2.6 Parenteral Substitution for Oral Phenytoin Therapy
When treatment with oral phenytoin is not possible, CEREBYX can be substituted for oral phenytoin at the same total daily phenytoin sodium equivalents (PE) dose. Dilantin capsules are approximately 90% bioavailable by the oral route. Phenytoin, derived from administration of CEREBYX, is 100% bioavailable by both the IM and IV routes. For this reason, serum phenytoin concentrations may increase modestly when IM or IV CEREBYX is substituted for oral phenytoin sodium therapy. The rate of administration for IV CEREBYX should be no greater than 150 mg PE/min in adults and 2 mg PE/kg/min (or 150 mg PE/min, whichever is slower) in pediatric patients. In controlled trials, IM CEREBYX was administered as a single daily dose utilizing either 1 or 2 injection sites. Some patients may require more frequent dosing. Intramuscular administration of CEREBYX should ordinarily not be used in pediatric patients.

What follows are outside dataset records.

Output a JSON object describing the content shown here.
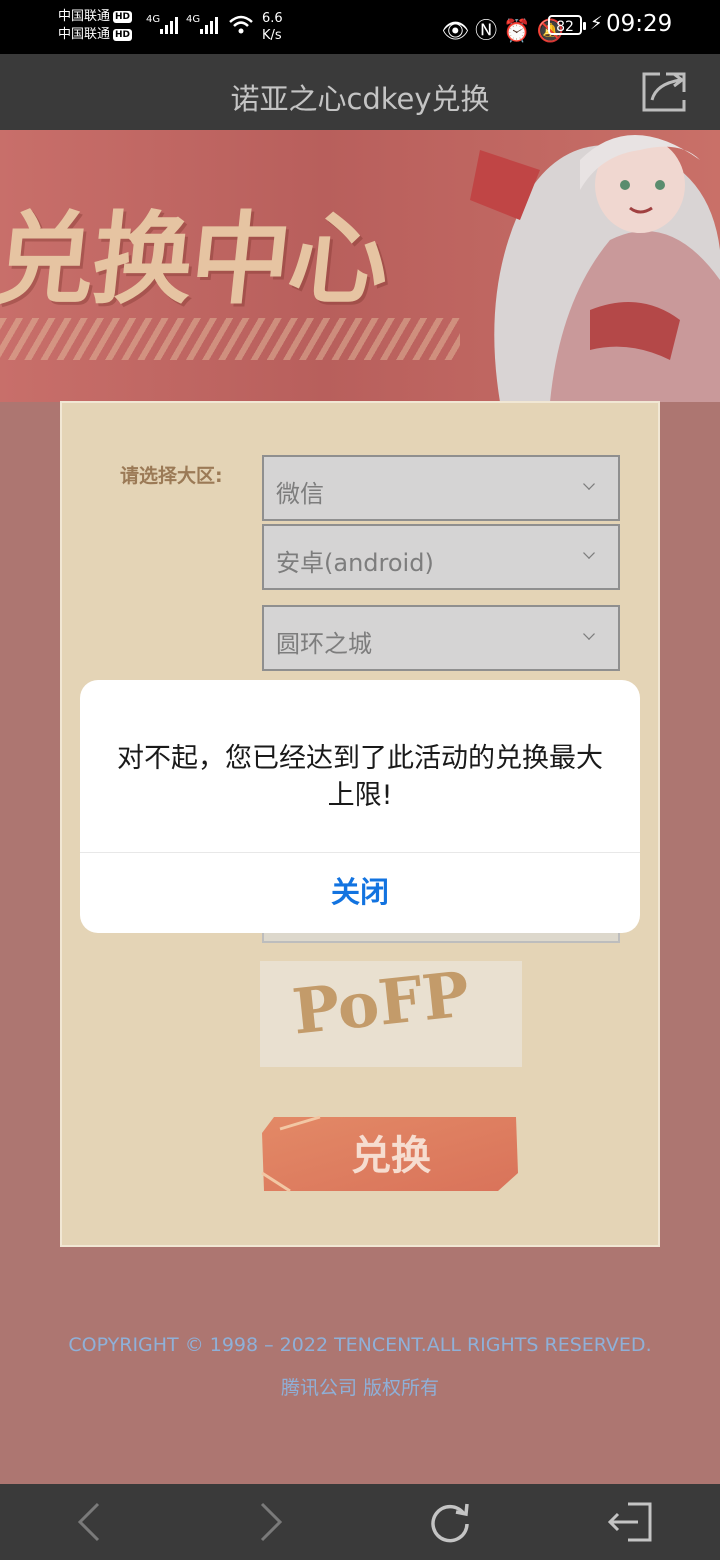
{
  "status_bar": {
    "carrier_1": "中国联通",
    "carrier_2": "中国联通",
    "hd_badge": "HD",
    "network_1": "4G",
    "network_2": "4G",
    "net_speed_value": "6.6",
    "net_speed_unit": "K/s",
    "battery": "82",
    "time": "09:29"
  },
  "title_bar": {
    "title": "诺亚之心cdkey兑换"
  },
  "hero": {
    "heading": "兑换中心"
  },
  "form": {
    "region_label": "请选择大区:",
    "selects": [
      {
        "value": "微信"
      },
      {
        "value": "安卓(android)"
      },
      {
        "value": "圆环之城"
      }
    ],
    "captcha_text": "PoFP",
    "redeem_button": "兑换"
  },
  "footer": {
    "copyright": "COPYRIGHT © 1998 – 2022 TENCENT.ALL RIGHTS RESERVED.",
    "copyright_cn": "腾讯公司 版权所有"
  },
  "dialog": {
    "message": "对不起，您已经达到了此活动的兑换最大上限!",
    "close_button": "关闭"
  },
  "colors": {
    "dialog_button": "#1273e0",
    "panel": "#e4d4b6",
    "overlay_bg": "#ad7671",
    "footer_text": "#8fb0d8"
  },
  "icons": {
    "share": "share-icon",
    "back": "chevron-left-icon",
    "forward": "chevron-right-icon",
    "refresh": "refresh-icon",
    "exit": "exit-icon"
  }
}
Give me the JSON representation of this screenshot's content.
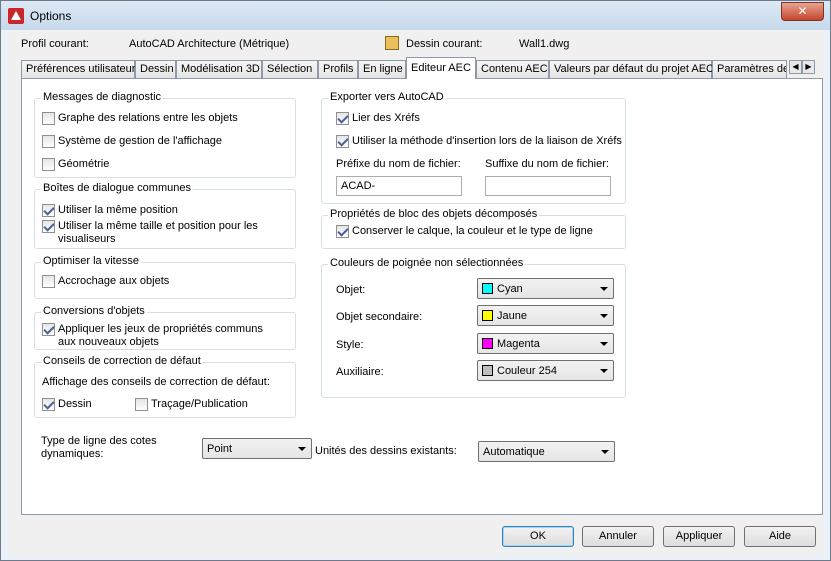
{
  "window": {
    "title": "Options",
    "close_label": "✕"
  },
  "profile": {
    "current_label": "Profil courant:",
    "current_value": "AutoCAD Architecture (Métrique)",
    "drawing_label": "Dessin courant:",
    "drawing_value": "Wall1.dwg"
  },
  "tabs": [
    "Préférences utilisateur",
    "Dessin",
    "Modélisation 3D",
    "Sélection",
    "Profils",
    "En ligne",
    "Editeur AEC",
    "Contenu AEC",
    "Valeurs par défaut du projet AEC",
    "Paramètres de"
  ],
  "diagnostic": {
    "title": "Messages de diagnostic",
    "items": [
      "Graphe des relations entre les objets",
      "Système de gestion de l'affichage",
      "Géométrie"
    ]
  },
  "dialogs": {
    "title": "Boîtes de dialogue communes",
    "items": [
      "Utiliser la même position",
      "Utiliser la même taille et position pour les visualiseurs"
    ]
  },
  "speed": {
    "title": "Optimiser la vitesse",
    "items": [
      "Accrochage aux objets"
    ]
  },
  "conversions": {
    "title": "Conversions d'objets",
    "items": [
      "Appliquer les jeux de propriétés communs aux nouveaux objets"
    ]
  },
  "fault": {
    "title": "Conseils de correction de défaut",
    "subtitle": "Affichage des conseils de correction de défaut:",
    "items": [
      "Dessin",
      "Traçage/Publication"
    ]
  },
  "dimline": {
    "label": "Type de ligne des cotes dynamiques:",
    "value": "Point"
  },
  "export": {
    "title": "Exporter vers AutoCAD",
    "items": [
      "Lier des Xréfs",
      "Utiliser la méthode d'insertion lors de la liaison de Xréfs"
    ],
    "prefix_label": "Préfixe du nom de fichier:",
    "prefix_value": "ACAD-",
    "suffix_label": "Suffixe du nom de fichier:",
    "suffix_value": ""
  },
  "block": {
    "title": "Propriétés de bloc des objets décomposés",
    "items": [
      "Conserver le calque, la couleur et le type de ligne"
    ]
  },
  "grips": {
    "title": "Couleurs de poignée non sélectionnées",
    "rows": [
      {
        "label": "Objet:",
        "value": "Cyan",
        "color": "#00ffff"
      },
      {
        "label": "Objet secondaire:",
        "value": "Jaune",
        "color": "#ffff00"
      },
      {
        "label": "Style:",
        "value": "Magenta",
        "color": "#ff00ff"
      },
      {
        "label": "Auxiliaire:",
        "value": "Couleur 254",
        "color": "#bebebe"
      }
    ]
  },
  "units": {
    "label": "Unités des dessins existants:",
    "value": "Automatique"
  },
  "buttons": {
    "ok": "OK",
    "cancel": "Annuler",
    "apply": "Appliquer",
    "help": "Aide"
  }
}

2.7 Dosing in Patients with Renal or Hepatic Impairment or Hypoalbuminemia
Because the fraction of unbound phenytoin (the active metabolite of CEREBYX) is increased in patients with renal or hepatic disease, or in those with hypoalbuminemia, the monitoring of phenytoin serum levels should be based on the unbound fraction in those patients. After IV CEREBYX administration to patients with renal and/or hepatic disease, or in those with hypoalbuminemia, fosphenytoin clearance to phenytoin may be increased without a similar increase in phenytoin clearance. This has the potential to increase the frequency and severity of adverse events [see Warnings and Precautions (5.13)].
2.8 Dosing in Geriatrics
The clearance of phenytoin (the active metabolite of CEREBYX) is decreased slightly in elderly patients and lower or less frequent dosing may be required [see Clinical Pharmacology (12.3)].
2.9 Dosing during Pregnancy
Decreased serum concentrations of phenytoin (the active metabolite of CEREBYX) may occur during pregnancy because of altered phenytoin pharmacokinetics [see Clinical Pharmacology (12.3)]. Periodic measurement of serum phenytoin concentrations should be performed during pregnancy, and the CEREBYX dosage should be adjusted as necessary. Postpartum restoration of the original dosage will probably be indicated [see Use in Specific Populations (8.1)]. Because of potential changes in protein binding during pregnancy, the monitoring of phenytoin serum levels should be based on the unbound fraction.